A mother with a large calf swims through the shallows of a reef. (Photo: Mike Beedell)


A calf surfaces for air before returning to its mother below. (Photo: Mike Beedell)


A calf mother and escort observe snorkelers floating on the surface. (Photo: Mike Beedell)


A mother and calf rise to the surface and do a “fly by” of the photographer. (Photo: Mike Beedell)


A mother and calf keep close proximity as they move through warm Caribbean waters. (Photo: Mike Beedell)


Every humpback fluke is a unique signature with different colouration, scars and barnacle clusters. (Photo: Mike Beedell)


A calf plays over its mother while travelling. (Photo: Mike Beedell)

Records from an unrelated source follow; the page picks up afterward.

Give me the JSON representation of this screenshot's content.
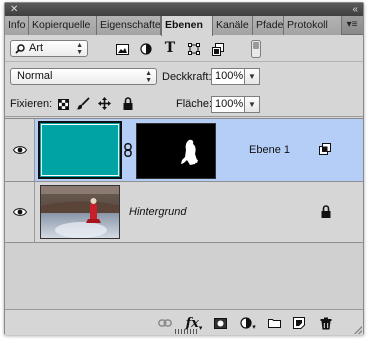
{
  "titlebar": {
    "close_glyph": "✕",
    "collapse_glyph": "«"
  },
  "tabs": [
    {
      "label": "Info",
      "active": false
    },
    {
      "label": "Kopierquelle",
      "active": false
    },
    {
      "label": "Eigenschaften",
      "active": false
    },
    {
      "label": "Ebenen",
      "active": true
    },
    {
      "label": "Kanäle",
      "active": false
    },
    {
      "label": "Pfade",
      "active": false
    },
    {
      "label": "Protokoll",
      "active": false
    }
  ],
  "panel_menu_glyph": "▾≡",
  "filter": {
    "kind_value": "Art",
    "kind_icon": "search-icon",
    "filter_icons": [
      "pixel-layer-filter-icon",
      "adjustment-layer-filter-icon",
      "type-layer-filter-icon",
      "shape-layer-filter-icon",
      "smart-object-filter-icon",
      "filter-toggle-switch"
    ]
  },
  "blend": {
    "mode_value": "Normal",
    "opacity_label": "Deckkraft:",
    "opacity_value": "100%"
  },
  "lock": {
    "label": "Fixieren:",
    "icons": [
      "lock-transparent-pixels-icon",
      "lock-image-pixels-icon",
      "lock-position-icon",
      "lock-all-icon"
    ],
    "fill_label": "Fläche:",
    "fill_value": "100%"
  },
  "layers": [
    {
      "name": "Ebene 1",
      "visible": true,
      "selected": true,
      "color_fill": "#00a3a4",
      "has_mask": true,
      "badge_icon": "link-layers-icon"
    },
    {
      "name": "Hintergrund",
      "visible": true,
      "selected": false,
      "italic": true,
      "locked": true,
      "badge_icon": "lock-icon"
    }
  ],
  "footer_icons": [
    "link-layers-icon",
    "fx-icon",
    "add-mask-icon",
    "new-adjustment-layer-icon",
    "new-group-icon",
    "new-layer-icon",
    "delete-layer-icon"
  ],
  "footer_fx_text": "fx",
  "colors": {
    "selection": "#b5cef8",
    "panel": "#d6d6d6",
    "fill": "#00a3a4"
  }
}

A young calf does a “fly by” to get a good look at the photographer. Beedell suspects the calf saw its reflection in the large optics of the underwater camera. (Photo: Mike Beedell)


In this rare photo two escorts vie for attention from a female while the calf surfaces for air. The white fluke of the other male can be seen bottom right. (Photo: Mike Beedell)

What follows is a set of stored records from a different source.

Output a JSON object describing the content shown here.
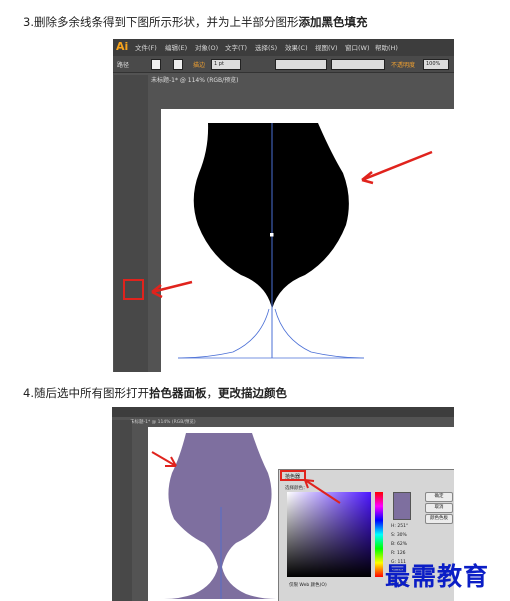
{
  "step3": {
    "prefix": "3.删除多余线条得到下图所示形状，并为上半部分图形",
    "highlight": "添加黑色填充"
  },
  "step4": {
    "prefix": "4.随后选中所有图形打开",
    "highlight1": "拾色器面板",
    "middle": "，",
    "highlight2": "更改描边颜色"
  },
  "shot1": {
    "app_logo": "Ai",
    "menus": [
      "文件(F)",
      "编辑(E)",
      "对象(O)",
      "文字(T)",
      "选择(S)",
      "效果(C)",
      "视图(V)",
      "窗口(W)",
      "帮助(H)"
    ],
    "control": {
      "selection_label": "路径",
      "stroke_label": "描边",
      "stroke_weight": "1 pt",
      "style_label": "不透明度",
      "opacity": "100%"
    },
    "doc_tab": "未标题-1* @ 114% (RGB/预览)",
    "fill_color": "#000000",
    "stroke_color": "#4a6fd6"
  },
  "shot2": {
    "doc_tab": "未标题-1* @ 114% (RGB/预览)",
    "shape_fill_color": "#7e6f9f",
    "picker": {
      "title": "拾色器",
      "subtitle": "选择颜色：",
      "buttons": [
        "确定",
        "取消",
        "颜色色板"
      ],
      "fields": [
        {
          "label": "H:",
          "value": "251°"
        },
        {
          "label": "S:",
          "value": "30%"
        },
        {
          "label": "B:",
          "value": "62%"
        },
        {
          "label": "R:",
          "value": "126"
        },
        {
          "label": "G:",
          "value": "111"
        },
        {
          "label": "B:",
          "value": "159"
        },
        {
          "label": "#",
          "value": "7E6F9F"
        }
      ],
      "only_web_label": "仅限 Web 颜色(O)"
    }
  },
  "watermark": "最需教育"
}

A calf comes eye to eye with Beedell and drops its pectorals so as not to hit him. (Photo: Mike Beedell)


Snorkelers float quietly on the surface while a Humpback cavorts nearby. (Photo: Mike Beedell)


Humpbacks are masters of flight underwater. Beedell describes their movements as breathtaking and elegant ballet maneuvers. (Photo: Mike Beedell)


An infant whale comes eye to eye with the photographer. Calves have intense curiosity and exhibit joyful play with elaborate rolls and wiggles of their one-ton bodies. (Photo: Mike Beedell)


An aerial view documents the calf as it ascends vertically to take a breath while the mother hovers in stasis 15 metres below. (Photo: Mike Beedell)


A mother rests 10 metres down in the silty water column and will rise to the surface on average every 30 minutes to breath. A young calf will breathe on average every 4 minutes. (Photo: Mike Beedell)


A large female breaches in frustration after being harassed by a male escort. The sound and impact of a 40 ton creature hitting the surface is intense. (Photo: Mike Beedell)


(Photo: Mike Beedell)


(Photo: Mike Beedell)


Beedell was hit by a huge wave seconds after the breach. (Photo: Mike Beedell)